Carbon Shroud may be described as a map, with a topographic structure appearing as aerial contours. However, as the title alludes, the work attempts to convey the fragile atmosphere enveloped in carbon that threatens life on this planet.
Like the use of charcoal in early cave drawings, the carbonization of delicate cotton thread in this work, through the process of pyrolysis, allows a carbon capture to take place highlighting the ability of cotton, or any organic material, to be sequestered into the earth rather than polluting the atmosphere.
The work received a Merit Award in the 2021 Parkin Drawing Prize, NZ Academy of Fine Arts, Wellington.
Casting the Net
I imagine beachcombing along the tidal shores of the Tāmaki Estuary only to chance upon the derelict and decaying remnants of a fishing net cast adrift and well past its use by date. While the net offers the ability to sustain humankind, it also connotes a struggle for life. This dichotomy communicates the fragile entanglement of all living things and the urgent need to consider a carbon neutral future for the survival of our planet. The carbonization of cotton thread in this work, through the process of pyrolysis, allows a carbon capture to take place.
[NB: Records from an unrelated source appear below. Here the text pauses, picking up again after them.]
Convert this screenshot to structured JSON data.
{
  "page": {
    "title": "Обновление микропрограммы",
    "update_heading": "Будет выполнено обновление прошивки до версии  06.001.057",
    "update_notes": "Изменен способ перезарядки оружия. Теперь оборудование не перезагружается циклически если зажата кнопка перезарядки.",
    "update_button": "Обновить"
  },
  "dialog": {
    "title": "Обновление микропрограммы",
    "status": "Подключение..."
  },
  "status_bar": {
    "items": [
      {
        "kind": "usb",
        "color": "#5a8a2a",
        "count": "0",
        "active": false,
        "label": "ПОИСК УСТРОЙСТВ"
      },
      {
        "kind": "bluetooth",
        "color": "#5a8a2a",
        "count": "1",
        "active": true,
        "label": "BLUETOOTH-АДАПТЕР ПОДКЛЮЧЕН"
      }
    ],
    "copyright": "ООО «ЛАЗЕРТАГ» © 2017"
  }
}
This highlights the ability of cotton, as organic material, to be sequestered into the earth rather than polluting the atmosphere. The tattered remains of an ineffective net, evident in Casting the Net, seeks to navigate alternate paths that offer hope for our future generations.
Work selected as a finalist in the Estuary Art and Ecology Prize exhibition. Malcolm Smith Gallery, UXBRIDGE Arts & Culture, Howick, Auckland 3 July – 28 August
19 March – 10 April 2021
In a time of planetary instability and strain on natural resources, this body of work questions value by associating doilies with diamonds. Doilies can be readily sourced at Op shops. Their creation stems from meticulous, dedicated hours spent in the hands of unknown makers, usually women, for the comforts of their homes. Regarded as desirable, diamonds, on the other hand can pass down family generations holding their value. Through both recreating (Diamond Mine series) and recycling second-hand doilies (Diamond Dust series), they go through a process of carbonization. Diamonds bond as carbon under immense pressure, time and heat. This experimental work producing carbon by fire and subjected to pressure through a printing press, as I see it, simulates the elemental process that produces diamonds.
Medium: Carbonised cotton, nori rice paste on Hahnemühle paper
Paper size 500x370mm
Catalogue can be viewed at RDS Gallery
Essays by Hilary Radner and Bridie Lonie